The Ombudsman said that the concerned military and police officers were liable for eight counts of violation of Sections 2 and 4 of R.A. No. 7438, which provides for the rights of person arrested, detained or under custodial investigation.
Health workers Jane Balleta, Samson Castillo, Mercy Castro, Merry Clamor, Gary Liberal, Reynaldo Macabenta, Alexis Montes, and Teresa Quinawayan, who are among the Morong 43, filed the charges against them on May 3, 2012.
The Ombudsman found probable cause to prosecute the military officials for their failure to inform the basis for the arrest of and provide counsel to the Morong 43.
In seeking for a reversal of the Ombudsman ruling, the accused cited the Ombudsman’s inordinate delay in the resolution of the preliminary investigation of their case as basis for the filing of the motion for reconsideration.
According to them, the unreasonable delay by the Ombudsman constituted a violation of their right to the speedy disposition of their case.
But the SC ruled that there was no grave abuse of discretion on the part of the Sandiganbayan in denying the accused motion to quash the information.
“To emphasize, a simple mathematical reckoning of time shall never suffice.

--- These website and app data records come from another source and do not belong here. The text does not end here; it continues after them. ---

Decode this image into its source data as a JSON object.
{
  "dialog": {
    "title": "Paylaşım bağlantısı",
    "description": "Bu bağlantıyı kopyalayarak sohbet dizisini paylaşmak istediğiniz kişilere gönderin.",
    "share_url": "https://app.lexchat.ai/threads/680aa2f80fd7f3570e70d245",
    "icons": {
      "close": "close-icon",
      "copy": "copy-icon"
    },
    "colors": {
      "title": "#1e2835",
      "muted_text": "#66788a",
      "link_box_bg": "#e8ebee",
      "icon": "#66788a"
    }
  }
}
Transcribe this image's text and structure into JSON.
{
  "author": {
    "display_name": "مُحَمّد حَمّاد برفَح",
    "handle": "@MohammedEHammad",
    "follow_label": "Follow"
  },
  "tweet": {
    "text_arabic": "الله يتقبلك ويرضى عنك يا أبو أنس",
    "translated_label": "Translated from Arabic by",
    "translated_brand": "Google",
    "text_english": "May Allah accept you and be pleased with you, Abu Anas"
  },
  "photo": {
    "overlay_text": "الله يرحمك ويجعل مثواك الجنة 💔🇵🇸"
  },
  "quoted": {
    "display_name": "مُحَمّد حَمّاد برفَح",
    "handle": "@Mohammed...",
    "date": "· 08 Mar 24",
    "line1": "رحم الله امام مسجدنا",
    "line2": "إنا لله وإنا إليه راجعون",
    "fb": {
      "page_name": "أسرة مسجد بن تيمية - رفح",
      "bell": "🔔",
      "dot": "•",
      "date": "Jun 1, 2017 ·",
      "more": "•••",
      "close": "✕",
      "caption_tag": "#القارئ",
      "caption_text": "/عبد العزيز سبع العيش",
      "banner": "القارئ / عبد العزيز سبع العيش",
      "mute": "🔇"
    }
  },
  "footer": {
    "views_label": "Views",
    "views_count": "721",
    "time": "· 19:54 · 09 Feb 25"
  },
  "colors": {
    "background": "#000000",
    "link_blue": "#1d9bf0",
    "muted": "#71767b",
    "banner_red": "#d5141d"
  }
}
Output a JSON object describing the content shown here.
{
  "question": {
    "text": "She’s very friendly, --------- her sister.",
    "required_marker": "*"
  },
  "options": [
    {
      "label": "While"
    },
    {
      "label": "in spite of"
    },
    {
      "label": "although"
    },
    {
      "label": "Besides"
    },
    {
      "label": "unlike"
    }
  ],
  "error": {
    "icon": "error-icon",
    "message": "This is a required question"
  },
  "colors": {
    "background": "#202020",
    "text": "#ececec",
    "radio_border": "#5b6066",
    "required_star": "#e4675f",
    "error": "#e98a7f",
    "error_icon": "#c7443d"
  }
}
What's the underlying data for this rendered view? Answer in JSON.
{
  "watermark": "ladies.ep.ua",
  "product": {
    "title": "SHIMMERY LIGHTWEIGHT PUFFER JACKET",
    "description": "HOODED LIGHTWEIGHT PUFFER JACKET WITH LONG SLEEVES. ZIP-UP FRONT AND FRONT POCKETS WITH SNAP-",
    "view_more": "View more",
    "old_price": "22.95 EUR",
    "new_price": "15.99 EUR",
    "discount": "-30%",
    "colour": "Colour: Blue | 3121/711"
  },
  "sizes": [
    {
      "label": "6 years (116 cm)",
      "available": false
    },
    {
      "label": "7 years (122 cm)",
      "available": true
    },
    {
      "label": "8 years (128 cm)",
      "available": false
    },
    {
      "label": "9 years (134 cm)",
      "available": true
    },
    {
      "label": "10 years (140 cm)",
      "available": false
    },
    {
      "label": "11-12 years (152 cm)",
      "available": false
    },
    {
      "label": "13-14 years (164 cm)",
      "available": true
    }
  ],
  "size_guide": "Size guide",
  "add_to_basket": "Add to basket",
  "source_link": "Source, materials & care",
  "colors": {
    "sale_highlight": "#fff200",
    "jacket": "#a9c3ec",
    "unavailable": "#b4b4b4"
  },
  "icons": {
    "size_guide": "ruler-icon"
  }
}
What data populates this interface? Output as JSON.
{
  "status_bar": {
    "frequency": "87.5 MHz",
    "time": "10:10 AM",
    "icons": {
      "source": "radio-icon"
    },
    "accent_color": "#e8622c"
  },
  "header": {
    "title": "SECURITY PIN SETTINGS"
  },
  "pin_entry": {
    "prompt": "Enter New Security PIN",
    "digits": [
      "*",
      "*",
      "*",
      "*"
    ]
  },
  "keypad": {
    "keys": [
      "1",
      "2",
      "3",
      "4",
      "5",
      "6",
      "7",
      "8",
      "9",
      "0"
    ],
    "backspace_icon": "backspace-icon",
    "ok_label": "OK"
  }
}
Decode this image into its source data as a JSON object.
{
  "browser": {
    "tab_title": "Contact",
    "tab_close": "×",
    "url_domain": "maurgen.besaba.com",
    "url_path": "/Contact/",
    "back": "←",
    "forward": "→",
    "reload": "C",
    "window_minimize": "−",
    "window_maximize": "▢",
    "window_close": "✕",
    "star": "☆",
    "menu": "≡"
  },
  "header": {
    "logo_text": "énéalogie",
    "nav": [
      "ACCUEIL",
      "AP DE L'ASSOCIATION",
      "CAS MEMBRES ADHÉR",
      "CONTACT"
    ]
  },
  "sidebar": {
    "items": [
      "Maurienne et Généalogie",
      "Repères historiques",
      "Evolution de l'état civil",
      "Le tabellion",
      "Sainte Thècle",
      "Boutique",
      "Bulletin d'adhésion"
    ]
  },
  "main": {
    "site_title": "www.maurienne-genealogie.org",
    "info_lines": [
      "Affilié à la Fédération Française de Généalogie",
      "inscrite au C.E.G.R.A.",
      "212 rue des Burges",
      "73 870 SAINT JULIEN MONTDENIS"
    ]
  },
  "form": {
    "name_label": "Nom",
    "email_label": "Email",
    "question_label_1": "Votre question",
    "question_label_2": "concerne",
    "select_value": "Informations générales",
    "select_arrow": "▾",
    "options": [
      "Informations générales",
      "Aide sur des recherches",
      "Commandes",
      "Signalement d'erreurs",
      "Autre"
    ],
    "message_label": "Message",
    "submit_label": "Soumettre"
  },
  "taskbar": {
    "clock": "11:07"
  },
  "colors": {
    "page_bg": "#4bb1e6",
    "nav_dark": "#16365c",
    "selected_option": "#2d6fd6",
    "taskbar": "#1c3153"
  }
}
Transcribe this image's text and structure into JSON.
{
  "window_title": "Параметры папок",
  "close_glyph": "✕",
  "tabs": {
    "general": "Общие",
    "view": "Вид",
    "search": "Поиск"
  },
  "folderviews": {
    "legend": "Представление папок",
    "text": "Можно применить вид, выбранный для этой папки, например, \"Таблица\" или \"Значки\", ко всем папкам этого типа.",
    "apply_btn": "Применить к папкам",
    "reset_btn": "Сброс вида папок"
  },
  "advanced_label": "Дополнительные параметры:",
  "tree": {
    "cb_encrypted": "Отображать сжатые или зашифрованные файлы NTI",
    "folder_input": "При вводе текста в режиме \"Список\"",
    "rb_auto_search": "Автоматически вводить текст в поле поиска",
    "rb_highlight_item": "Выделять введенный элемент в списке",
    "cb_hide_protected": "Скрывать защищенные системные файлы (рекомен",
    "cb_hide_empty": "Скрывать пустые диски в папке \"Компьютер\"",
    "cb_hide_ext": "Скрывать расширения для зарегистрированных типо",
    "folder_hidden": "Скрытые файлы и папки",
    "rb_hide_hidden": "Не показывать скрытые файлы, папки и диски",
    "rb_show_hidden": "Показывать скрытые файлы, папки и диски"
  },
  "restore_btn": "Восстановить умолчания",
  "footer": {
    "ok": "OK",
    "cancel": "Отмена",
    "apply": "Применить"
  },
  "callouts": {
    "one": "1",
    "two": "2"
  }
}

Rather, each case shall be scrutinized according to the facts and circumstances peculiar thereto. Considering that the perceived delays in the instant case were justified, the case against the petitioners shall not be dismissed,” the tribunal declared.
Contrary to the claim of the petitioners that there was a lull in the investigation, the SC said records show that numerous proceedings took place during the two-year period.
Likewise, the Court did not give weight to the claim of the petitioners that due to the length that the preliminary investigation lagged, they suffered prejudice consisting of difficulties in traveling which, in turn, prevented them from competently fulfilling their duties.
“On the contrary, the petitioners (save for those who have already retired) were even promoted during the pendency of the investigation, despite the complaint lodged against them,” the Court noted.
The Morong 43 were arrested on the suspicion that they are members of the New People’s Army (NPA).
They were captured by the military in Morong, Rizal, in February 2010.
They claimed that they were mere health workers illegally detained for 10 months and tortured by their captors on charges of illegal possession of firearms and explosives.
They were released in December 2010 after the Department of Justice withdrew the criminal charges filed against them.